+++ DATA EXTRACTS +++

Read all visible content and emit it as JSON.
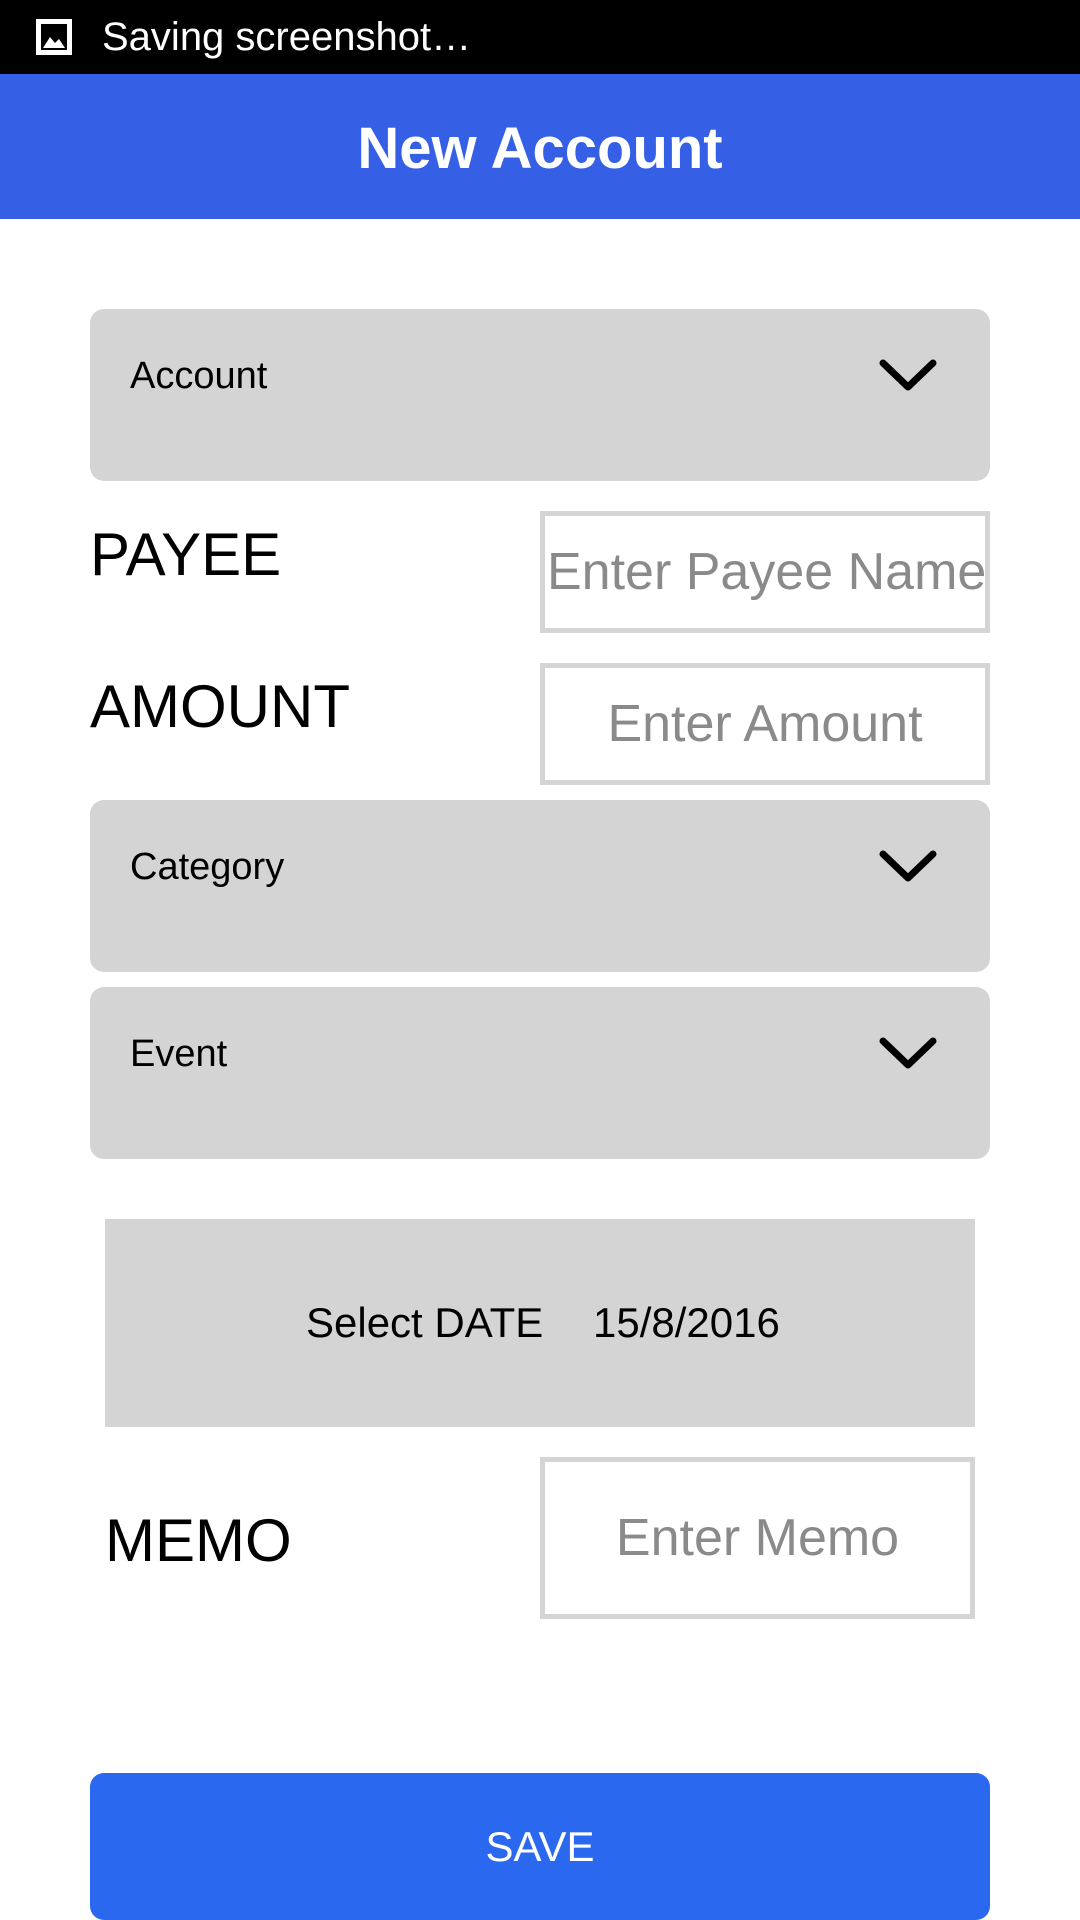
{
  "status_bar": {
    "icon": "image-icon",
    "text": "Saving screenshot…"
  },
  "app_bar": {
    "title": "New Account"
  },
  "form": {
    "account_select": {
      "label": "Account",
      "icon": "chevron-down-icon"
    },
    "payee": {
      "label": "PAYEE",
      "placeholder": "Enter Payee Name",
      "value": ""
    },
    "amount": {
      "label": "AMOUNT",
      "placeholder": "Enter Amount",
      "value": ""
    },
    "category_select": {
      "label": "Category",
      "icon": "chevron-down-icon"
    },
    "event_select": {
      "label": "Event",
      "icon": "chevron-down-icon"
    },
    "date": {
      "label": "Select DATE",
      "value": "15/8/2016"
    },
    "memo": {
      "label": "MEMO",
      "placeholder": "Enter Memo",
      "value": ""
    },
    "save_label": "SAVE"
  },
  "colors": {
    "app_bar": "#3560e6",
    "save_button": "#2a68f0",
    "field_background": "#d4d4d4",
    "status_bar": "#000000"
  }
}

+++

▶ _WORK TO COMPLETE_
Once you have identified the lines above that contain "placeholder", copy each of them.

▶ _REPLY TO THE EXERCISE_
      "placeholder": "Enter Payee Name",
      "placeholder": "Enter Amount",
      "placeholder": "Enter Memo",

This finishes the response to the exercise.